Also, and I know that they are way better writers than him, but Ingelsby's dialogue for Mare of Easttown really impressed me, even though I enjoyed Out of the Furnace.
haven’t seen sorkin... my bias is showing, but definitely Tarantino! he adds spice to his films✨
I prefer Tarantino. All of Sorkin's characters sound the same, fast-talking geniuses. But still pretty great dialogue.
Although they are both masters of dialogue, they are so different. Sorkin is limited by the real life characters and events he is working with but still has you on the edges of your seat listening to every word whereas Tarantino’s crazy imagination is entertaining however I don’t think he could do what Sorkin does but I’m glad he doesn’t because where would we be without his characters. Love both their work, long may it continue.

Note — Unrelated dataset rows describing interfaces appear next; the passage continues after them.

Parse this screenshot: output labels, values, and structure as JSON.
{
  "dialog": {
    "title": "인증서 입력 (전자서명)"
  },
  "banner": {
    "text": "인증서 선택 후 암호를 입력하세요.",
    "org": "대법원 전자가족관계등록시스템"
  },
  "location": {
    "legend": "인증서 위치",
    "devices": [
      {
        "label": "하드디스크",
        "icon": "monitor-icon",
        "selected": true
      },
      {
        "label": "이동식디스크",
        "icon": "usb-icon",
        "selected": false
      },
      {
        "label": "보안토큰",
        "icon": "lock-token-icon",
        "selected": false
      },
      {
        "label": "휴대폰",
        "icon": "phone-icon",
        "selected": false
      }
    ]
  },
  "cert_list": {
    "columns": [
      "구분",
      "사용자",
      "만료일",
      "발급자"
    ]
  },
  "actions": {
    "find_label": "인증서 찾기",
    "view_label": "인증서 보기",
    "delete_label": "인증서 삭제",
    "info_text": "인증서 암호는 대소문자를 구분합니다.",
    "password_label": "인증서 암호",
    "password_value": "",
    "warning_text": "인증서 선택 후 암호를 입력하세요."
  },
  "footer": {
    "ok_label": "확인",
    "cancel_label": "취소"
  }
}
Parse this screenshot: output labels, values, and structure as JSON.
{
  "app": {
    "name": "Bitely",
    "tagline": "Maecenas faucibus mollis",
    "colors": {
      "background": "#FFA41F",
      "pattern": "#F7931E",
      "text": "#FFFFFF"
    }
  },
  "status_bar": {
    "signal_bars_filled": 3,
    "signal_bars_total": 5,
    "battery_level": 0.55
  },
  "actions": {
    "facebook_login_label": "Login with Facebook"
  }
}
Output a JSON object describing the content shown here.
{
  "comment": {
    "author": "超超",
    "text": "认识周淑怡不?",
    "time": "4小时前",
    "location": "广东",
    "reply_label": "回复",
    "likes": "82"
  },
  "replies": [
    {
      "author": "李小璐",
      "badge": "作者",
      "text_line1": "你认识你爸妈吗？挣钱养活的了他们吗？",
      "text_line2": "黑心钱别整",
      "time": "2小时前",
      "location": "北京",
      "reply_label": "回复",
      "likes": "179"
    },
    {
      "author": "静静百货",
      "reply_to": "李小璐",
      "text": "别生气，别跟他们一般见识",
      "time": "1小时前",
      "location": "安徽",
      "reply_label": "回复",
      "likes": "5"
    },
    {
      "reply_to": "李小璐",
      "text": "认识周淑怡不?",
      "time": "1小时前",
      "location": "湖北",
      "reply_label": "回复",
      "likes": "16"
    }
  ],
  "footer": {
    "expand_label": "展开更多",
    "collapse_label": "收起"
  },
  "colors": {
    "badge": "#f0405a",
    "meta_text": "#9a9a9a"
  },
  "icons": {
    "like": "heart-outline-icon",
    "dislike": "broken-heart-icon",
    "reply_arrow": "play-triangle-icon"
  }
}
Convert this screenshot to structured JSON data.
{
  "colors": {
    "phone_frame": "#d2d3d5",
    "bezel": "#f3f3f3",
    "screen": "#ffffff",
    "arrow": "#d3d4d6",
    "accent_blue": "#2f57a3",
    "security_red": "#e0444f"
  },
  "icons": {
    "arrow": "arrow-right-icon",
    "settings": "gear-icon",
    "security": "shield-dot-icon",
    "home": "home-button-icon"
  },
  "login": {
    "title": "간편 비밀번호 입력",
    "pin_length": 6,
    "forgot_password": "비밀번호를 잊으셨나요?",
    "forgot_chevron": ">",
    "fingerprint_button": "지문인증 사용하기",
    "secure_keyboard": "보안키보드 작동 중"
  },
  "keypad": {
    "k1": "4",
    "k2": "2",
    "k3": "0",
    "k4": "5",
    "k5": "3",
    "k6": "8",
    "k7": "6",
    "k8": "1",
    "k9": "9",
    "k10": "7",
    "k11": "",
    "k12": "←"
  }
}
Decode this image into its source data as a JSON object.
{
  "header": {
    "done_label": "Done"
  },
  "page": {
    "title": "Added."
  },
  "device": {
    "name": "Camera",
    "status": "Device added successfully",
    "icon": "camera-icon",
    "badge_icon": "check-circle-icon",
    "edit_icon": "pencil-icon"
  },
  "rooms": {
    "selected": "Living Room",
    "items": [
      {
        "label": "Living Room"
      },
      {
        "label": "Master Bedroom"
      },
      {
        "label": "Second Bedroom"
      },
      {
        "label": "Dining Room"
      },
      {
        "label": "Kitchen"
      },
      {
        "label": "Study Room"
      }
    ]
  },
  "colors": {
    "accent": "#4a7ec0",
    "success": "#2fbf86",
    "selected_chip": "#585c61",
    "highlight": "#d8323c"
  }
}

Sorkin for his intelligence and ideas. Trial of Chicago 7 should have won him another Oscar over Emerald. “Martin’s dead, Malcom’s dead, Medgar’s dead, Bobby’s dead, Jesus is dead. They tried it peacefully, we gonna try something else.” Bobby Seale/Sorkin
Tarantino everyday I think…
Sorkin is tennis match dialog.
I like sorkin. He can turn a relatively mundane conversation into an interesting one. I like Tarantino as well but his settings are a bit further out there
Sorkin is far better IMO
Sorkin by a mile. He writes characters who know their shit and don’t apologize for knowing their shit.
Tarantino is obviously still amazing, but I think it comes down to “which characters would you rather converse with in real life?” And it’s always going to be Sorkin’s characters for me.
Sorkin dialogue is like being spoken to by a family guy character
That dialogue was snapping.
I I’ve never seen this movie, although I’m rectifying that today. Thank you for expanding my horizons.
Sorkin’s snarky and arrogant. I don’t want to like him but this dialogue is winning me over.
It’s still Tarantino for me though.
Mollys game is a very good script, yes molly bloom seems the smartest, but this is balanced out very well with the plot which is also obviously sorkin, molly never feels above the stuff she gets into. Sure sorkin doesn’t really use naturalistic dialogue but when he gets his style off and it works within the film he’s making he’s up there in terms of writers.
Sorkin. I want to watch movies where everyone is super smart. I'm not being sarcastic. This is my fantasy. Super smart witty people all over the place yelling at each other. Still not sarcastic. I think it sounds like I am. I'm not. Why is this such a weird thing to want? It's my favorite ficitonal fantasy. Some people want dragons or spaceships or sparkly vampires. I want movies full of smart people.
I like Sorkin. Sorkin this dick
Sorkin, but I enjoyed them both a whole lot more before every film student started cranking out video essays on their styles. I appreciate their talents, but I don’t think any of my favorite screenplays or movies have especially unique dialogue and I couldn’t care less if characters talk like real people.
Ball. Fincher. Hill. Cameron. Black.
Neither. I don’t like either of them too much. I understand why they’re liked. I don’t like them that much.